> _PROBLEM_: Check every line of the material below for the string "true", and return the ones that have it.

::: SOURCE MATERIAL

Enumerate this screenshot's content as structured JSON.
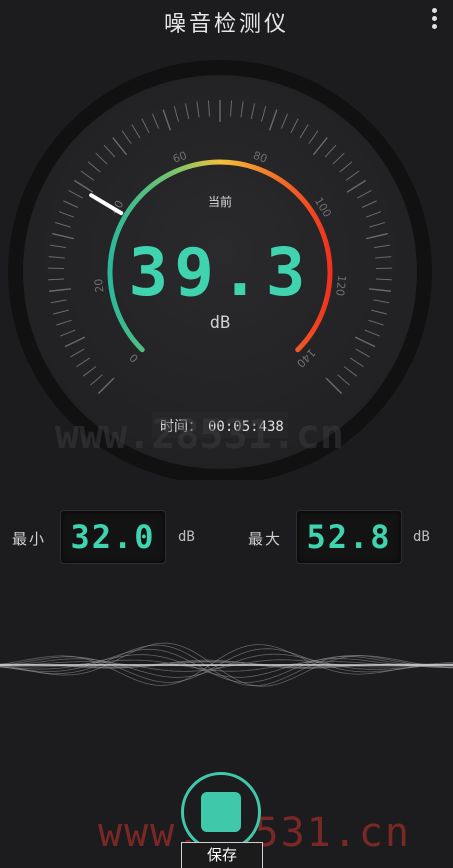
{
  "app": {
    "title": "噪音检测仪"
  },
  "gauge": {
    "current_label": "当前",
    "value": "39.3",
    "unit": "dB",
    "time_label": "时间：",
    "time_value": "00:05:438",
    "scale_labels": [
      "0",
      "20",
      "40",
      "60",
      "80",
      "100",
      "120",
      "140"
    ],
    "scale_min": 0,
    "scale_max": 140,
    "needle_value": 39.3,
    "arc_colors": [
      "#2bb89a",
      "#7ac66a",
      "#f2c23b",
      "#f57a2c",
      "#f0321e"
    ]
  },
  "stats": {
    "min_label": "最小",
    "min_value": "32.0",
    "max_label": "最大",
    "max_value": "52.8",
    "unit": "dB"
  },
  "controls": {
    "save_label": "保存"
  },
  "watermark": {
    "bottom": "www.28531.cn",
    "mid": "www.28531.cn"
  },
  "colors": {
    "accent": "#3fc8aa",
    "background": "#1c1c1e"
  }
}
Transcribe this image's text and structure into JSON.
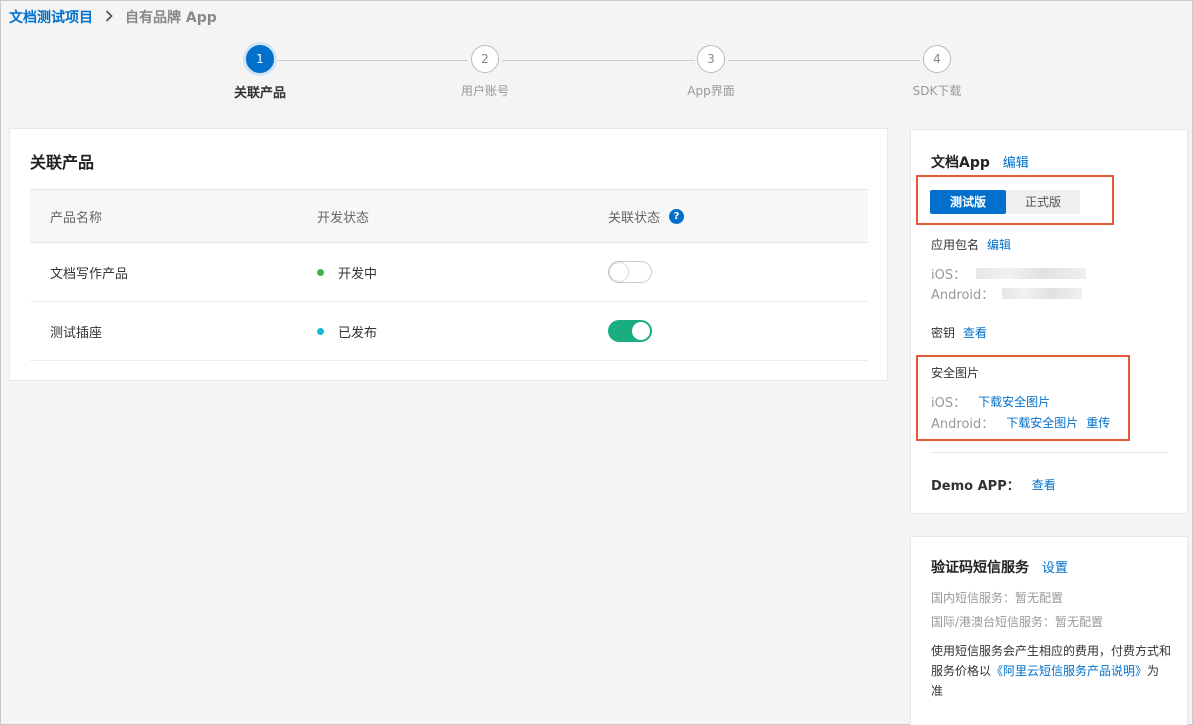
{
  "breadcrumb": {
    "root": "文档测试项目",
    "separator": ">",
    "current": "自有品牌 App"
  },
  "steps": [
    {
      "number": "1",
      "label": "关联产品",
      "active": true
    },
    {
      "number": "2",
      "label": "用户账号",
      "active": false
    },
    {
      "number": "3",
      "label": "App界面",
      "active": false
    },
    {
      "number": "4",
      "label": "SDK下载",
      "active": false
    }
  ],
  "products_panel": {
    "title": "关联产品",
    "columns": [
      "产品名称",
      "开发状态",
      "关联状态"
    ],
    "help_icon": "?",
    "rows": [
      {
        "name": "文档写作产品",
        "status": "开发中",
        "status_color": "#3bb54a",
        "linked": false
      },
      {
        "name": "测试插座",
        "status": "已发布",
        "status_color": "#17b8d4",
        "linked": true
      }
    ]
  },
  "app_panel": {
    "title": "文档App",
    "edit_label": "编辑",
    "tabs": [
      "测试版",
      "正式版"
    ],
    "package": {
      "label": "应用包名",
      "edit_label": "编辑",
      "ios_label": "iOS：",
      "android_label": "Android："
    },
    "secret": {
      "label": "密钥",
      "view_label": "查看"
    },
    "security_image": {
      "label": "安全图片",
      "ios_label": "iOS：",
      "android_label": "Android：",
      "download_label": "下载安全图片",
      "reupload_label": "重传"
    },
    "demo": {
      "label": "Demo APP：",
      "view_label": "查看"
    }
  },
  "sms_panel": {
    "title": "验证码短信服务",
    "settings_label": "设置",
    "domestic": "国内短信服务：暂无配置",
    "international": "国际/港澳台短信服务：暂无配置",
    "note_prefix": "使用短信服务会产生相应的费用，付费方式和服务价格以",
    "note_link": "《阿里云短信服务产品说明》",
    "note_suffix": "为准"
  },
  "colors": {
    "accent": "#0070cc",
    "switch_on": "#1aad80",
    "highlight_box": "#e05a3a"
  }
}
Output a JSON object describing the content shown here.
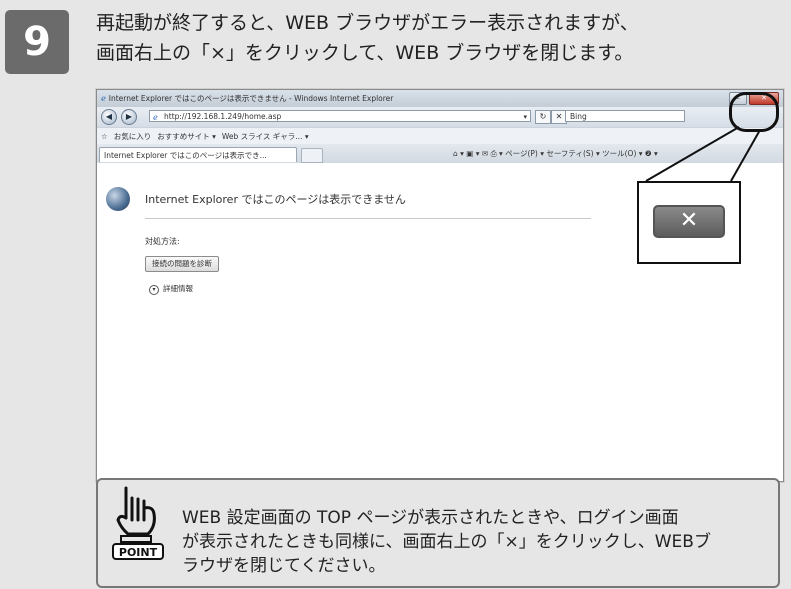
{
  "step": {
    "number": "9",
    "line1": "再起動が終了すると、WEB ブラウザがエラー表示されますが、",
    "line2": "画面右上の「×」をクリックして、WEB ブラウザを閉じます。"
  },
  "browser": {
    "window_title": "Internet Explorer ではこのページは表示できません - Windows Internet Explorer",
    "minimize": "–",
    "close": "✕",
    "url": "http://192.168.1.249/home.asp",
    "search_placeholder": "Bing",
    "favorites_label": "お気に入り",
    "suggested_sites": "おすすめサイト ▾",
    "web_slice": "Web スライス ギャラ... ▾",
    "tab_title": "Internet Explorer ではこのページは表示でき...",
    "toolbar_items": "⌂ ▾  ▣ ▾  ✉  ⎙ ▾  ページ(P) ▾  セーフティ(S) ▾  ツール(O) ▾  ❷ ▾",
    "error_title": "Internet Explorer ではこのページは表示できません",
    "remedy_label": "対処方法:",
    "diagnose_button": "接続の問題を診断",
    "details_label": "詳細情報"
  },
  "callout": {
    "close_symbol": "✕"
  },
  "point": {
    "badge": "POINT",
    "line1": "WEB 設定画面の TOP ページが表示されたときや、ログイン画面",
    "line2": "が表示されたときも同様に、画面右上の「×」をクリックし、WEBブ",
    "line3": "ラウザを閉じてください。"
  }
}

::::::
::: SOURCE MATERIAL

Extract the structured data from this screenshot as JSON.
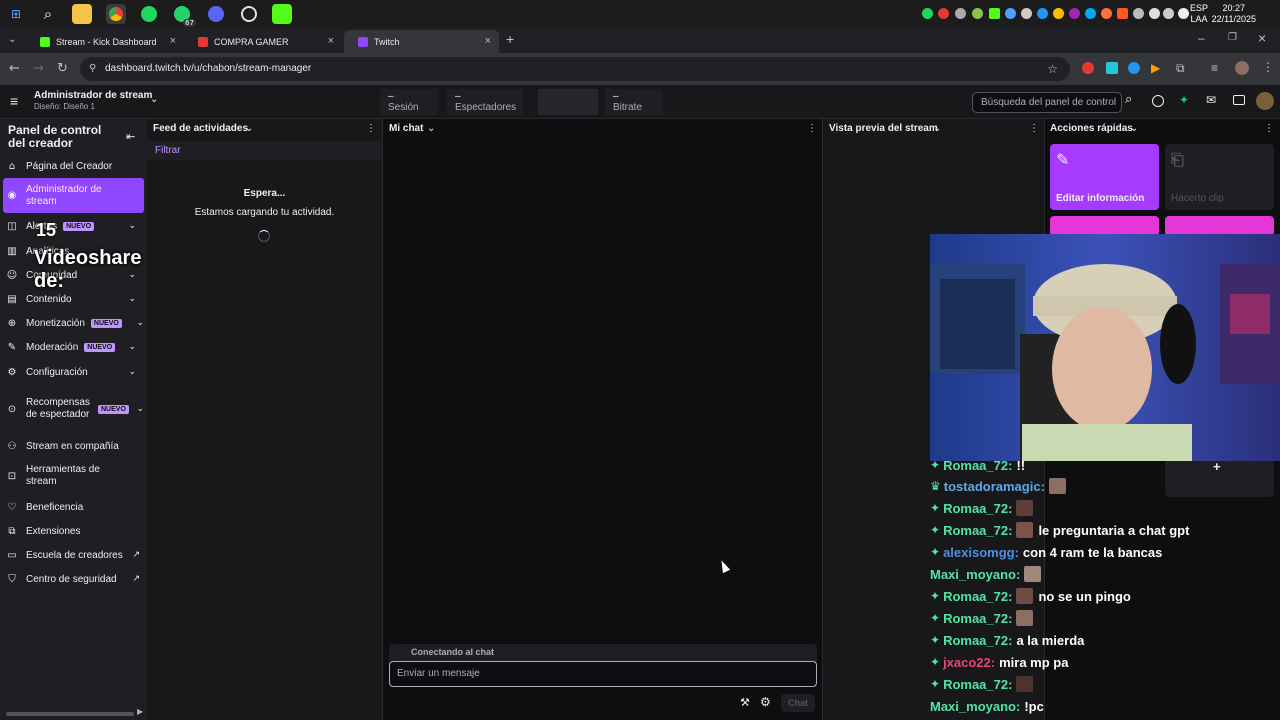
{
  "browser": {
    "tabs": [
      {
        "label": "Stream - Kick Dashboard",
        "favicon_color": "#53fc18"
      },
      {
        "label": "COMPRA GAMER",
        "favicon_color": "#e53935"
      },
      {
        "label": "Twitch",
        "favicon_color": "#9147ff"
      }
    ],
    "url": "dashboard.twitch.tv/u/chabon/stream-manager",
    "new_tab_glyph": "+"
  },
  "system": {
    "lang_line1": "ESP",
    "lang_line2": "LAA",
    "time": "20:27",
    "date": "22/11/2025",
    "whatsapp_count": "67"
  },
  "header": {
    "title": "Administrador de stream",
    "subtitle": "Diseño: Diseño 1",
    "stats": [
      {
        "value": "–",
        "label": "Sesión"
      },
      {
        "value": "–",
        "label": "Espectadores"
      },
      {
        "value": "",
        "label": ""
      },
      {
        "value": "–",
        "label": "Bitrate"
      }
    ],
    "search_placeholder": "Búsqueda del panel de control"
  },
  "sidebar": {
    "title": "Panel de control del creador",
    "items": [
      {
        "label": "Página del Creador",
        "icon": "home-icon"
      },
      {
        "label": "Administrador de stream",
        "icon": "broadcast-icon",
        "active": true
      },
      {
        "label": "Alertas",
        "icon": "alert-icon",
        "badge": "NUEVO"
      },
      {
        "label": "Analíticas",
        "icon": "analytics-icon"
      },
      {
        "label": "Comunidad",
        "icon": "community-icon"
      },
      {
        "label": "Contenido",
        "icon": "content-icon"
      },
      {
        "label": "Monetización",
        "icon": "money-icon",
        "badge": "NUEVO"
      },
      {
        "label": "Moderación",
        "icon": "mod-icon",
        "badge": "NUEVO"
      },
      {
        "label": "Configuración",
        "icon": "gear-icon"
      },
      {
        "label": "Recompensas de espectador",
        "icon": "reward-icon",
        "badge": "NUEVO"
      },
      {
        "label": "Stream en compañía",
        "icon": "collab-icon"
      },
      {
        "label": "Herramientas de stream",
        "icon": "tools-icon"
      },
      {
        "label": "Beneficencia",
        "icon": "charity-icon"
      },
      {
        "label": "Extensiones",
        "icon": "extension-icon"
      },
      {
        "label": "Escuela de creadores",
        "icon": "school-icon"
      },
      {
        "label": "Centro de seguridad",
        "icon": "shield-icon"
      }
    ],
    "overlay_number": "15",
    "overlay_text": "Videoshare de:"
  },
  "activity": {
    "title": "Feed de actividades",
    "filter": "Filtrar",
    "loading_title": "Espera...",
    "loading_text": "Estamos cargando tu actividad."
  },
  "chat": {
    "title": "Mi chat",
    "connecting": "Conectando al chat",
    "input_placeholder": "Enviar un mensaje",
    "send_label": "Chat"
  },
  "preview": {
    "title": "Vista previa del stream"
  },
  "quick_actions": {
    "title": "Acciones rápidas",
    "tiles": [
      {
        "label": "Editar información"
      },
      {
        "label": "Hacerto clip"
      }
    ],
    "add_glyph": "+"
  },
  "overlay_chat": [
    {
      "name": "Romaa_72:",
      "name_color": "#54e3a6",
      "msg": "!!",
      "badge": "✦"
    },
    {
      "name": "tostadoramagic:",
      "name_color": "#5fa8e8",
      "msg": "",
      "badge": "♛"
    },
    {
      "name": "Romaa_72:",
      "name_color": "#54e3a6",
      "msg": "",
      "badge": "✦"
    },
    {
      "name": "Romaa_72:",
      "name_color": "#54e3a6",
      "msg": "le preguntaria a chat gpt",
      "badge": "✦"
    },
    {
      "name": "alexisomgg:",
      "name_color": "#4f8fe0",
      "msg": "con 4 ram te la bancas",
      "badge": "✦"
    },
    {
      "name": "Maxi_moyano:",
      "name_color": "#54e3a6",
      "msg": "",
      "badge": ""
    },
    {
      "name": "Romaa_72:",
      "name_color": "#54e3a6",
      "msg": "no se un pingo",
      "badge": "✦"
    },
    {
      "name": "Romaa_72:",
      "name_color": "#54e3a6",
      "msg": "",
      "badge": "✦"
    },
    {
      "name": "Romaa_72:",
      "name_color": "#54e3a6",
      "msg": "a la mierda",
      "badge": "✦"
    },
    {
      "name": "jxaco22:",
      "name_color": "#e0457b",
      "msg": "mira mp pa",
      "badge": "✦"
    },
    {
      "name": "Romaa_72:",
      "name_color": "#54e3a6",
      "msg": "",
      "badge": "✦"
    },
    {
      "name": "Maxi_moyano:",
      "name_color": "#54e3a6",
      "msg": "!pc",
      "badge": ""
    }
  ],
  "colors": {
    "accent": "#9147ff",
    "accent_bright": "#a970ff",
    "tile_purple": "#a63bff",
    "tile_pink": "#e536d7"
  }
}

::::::

> _SOLUTION TO THE EXERCISE_:
      "active": true
        "linked": true
        "active": true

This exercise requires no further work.